The Sportimes schedule is highlighted by the July 19 matchup with the Boston Lobsters, in which Sportimes captain and Tennis Hall of Famer John McEnroe will battle Andre Agassi, in a match that also serves as a benefit for the Johnny Mac Tennis Project, McEnroe’s not-for-profit foundation. McEnroe will compete on two other Sportimes home dates, July 24 vs. Boston in Troy and July 25 in the regular season finale vs. Washington at Randall’s Island.
The complete Sportimes schedule at Randall’s Island is as follows (all matches begin 7 p.m.):
July 10 Springfield Lasers (Sportimes – Martina Hingis)
July 13 Philadelphia Freedoms (Sportimes – Martina Hingis)
July 18 Philadelphia Freedoms (Sportimes – Martina Hingis)
July 19 Boston Lobsters (Sportimes – Hingis, McEnroe; Boston – Andre Agassi)
July 25 Washington Kastles (Sportimes – Hingis, McEnroe)
Home matches in Troy, N.Y., include (all matches begin 7:30 p.m.):
July 23 Washington Kastles (Sportimes – Hingis; Washington – Venus Williams)
July 24 Boston Lobsters (Sportimes – Hingis, McEnroe)
Special events on home dates include a pre-match and halftime “Glee” tribute concert by Class Act on July 10; pre-event attempt to set a Guinness World Record for most people bouncing a ball on their rackets on July 18; Niall O’Leary’s Professional Dance Troupe on July 25; and on each home date, nightly promotions such as Shoot Out (Win What You Hit), Clock Your Serve and a bouncy house for kids.
Additionally, on all Randall’s Island home match nights, the Sportimes will provide free bus service from Manhattan to the stadium. Pickups will begin at 4:15 p.m., from 86th & 3rd Avenue and 126th & Lexington, between 4:15 p.m. and 7 p.m. A Sportimes staff member will be on each corner to assist. Buses will also provide return service to both locations after the match ends.
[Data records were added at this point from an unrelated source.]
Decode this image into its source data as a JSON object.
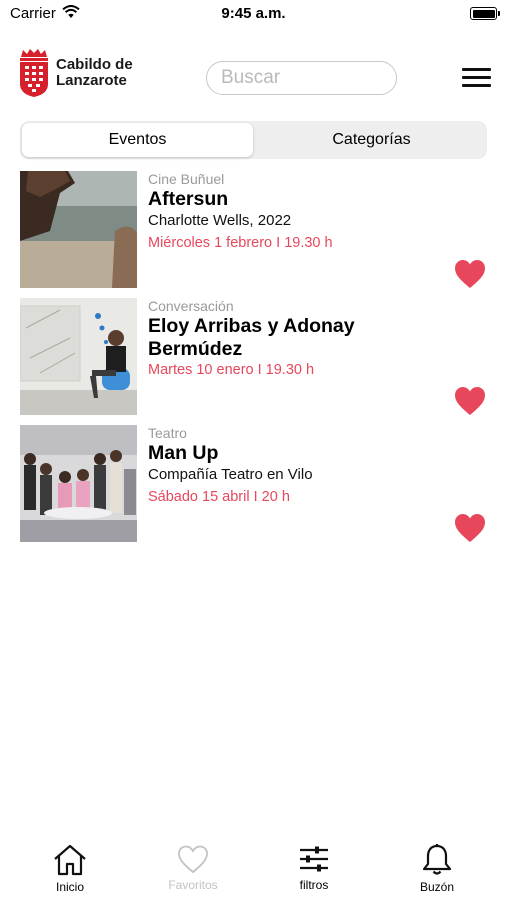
{
  "status_bar": {
    "carrier": "Carrier",
    "time": "9:45 a.m."
  },
  "header": {
    "logo_line1": "Cabildo de",
    "logo_line2": "Lanzarote",
    "search_placeholder": "Buscar"
  },
  "tabs_top": {
    "active": "Eventos",
    "inactive": "Categorías"
  },
  "events": [
    {
      "category": "Cine Buñuel",
      "title": "Aftersun",
      "subtitle": "Charlotte Wells, 2022",
      "date": "Miércoles 1 febrero I 19.30 h",
      "favorite": true
    },
    {
      "category": "Conversación",
      "title": "Eloy Arribas y Adonay Bermúdez",
      "subtitle": "",
      "date": "Martes 10 enero I 19.30 h",
      "favorite": true
    },
    {
      "category": "Teatro",
      "title": "Man Up",
      "subtitle": "Compañía Teatro en Vilo",
      "date": "Sábado 15 abril I 20 h",
      "favorite": true
    }
  ],
  "tab_bar": {
    "items": [
      {
        "label": "Inicio",
        "icon": "home-icon"
      },
      {
        "label": "Favoritos",
        "icon": "heart-outline-icon"
      },
      {
        "label": "filtros",
        "icon": "sliders-icon"
      },
      {
        "label": "Buzón",
        "icon": "bell-icon"
      }
    ]
  },
  "colors": {
    "accent_red": "#e8475b",
    "logo_red": "#d6202c",
    "disabled_gray": "#c2c2c2"
  }
}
In addition to marquee players Hingis and McEnroe, the Sportimes roster includes veterans Robert Kendrick, Jesse Witten and Ashley Harkleroad. Returning for his fifth year as coach is Chuck Adams.
Tickets for Sportimes matches are available by calling 888-WTT-NYC1 or by visiting www.nysportimes.com. For more information on matches in Troy, N.Y., visit www.NYSportimes.com/Albany or call 518-393-0440.
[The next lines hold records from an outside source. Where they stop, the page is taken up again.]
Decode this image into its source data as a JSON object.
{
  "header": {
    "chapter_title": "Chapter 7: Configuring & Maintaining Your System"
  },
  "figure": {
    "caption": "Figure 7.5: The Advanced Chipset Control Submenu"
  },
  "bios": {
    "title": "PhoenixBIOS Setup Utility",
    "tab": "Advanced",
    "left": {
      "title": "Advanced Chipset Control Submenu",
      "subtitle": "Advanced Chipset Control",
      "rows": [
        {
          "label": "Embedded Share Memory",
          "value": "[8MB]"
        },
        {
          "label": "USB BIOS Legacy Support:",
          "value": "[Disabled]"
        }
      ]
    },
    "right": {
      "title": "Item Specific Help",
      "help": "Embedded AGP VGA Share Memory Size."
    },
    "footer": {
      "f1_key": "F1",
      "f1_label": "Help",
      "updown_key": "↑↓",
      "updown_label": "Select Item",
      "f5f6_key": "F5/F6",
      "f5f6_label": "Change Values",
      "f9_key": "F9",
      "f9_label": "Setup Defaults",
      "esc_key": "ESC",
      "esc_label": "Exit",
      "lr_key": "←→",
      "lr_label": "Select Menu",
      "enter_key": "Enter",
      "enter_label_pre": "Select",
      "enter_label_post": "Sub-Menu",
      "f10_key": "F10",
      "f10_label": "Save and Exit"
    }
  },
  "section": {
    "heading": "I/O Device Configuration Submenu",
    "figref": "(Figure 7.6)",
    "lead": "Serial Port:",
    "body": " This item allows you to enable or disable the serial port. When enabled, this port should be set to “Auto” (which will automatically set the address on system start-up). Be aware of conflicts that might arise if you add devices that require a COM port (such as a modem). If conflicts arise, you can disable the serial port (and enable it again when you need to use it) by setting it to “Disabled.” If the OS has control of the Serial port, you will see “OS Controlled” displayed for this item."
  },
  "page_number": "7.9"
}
The 2012 WTT regular season runs from July 9-28, with the top two teams from both the Western and Eastern Conference advancing to the WTT Finals Weekend presented by GEICO, September 14-16, at the Family Circle Tennis Center in Charleston, S.C.
2012 Sportimes’ partners include USTA Eastern Section, GEICO, USTA, Wilson, DecoTurf, Principal Funds, SPORTIME Clubs, Tennis.com, Arizon Tennis Domes, NY Orthopedics, and Randall’s Island Park Alliance.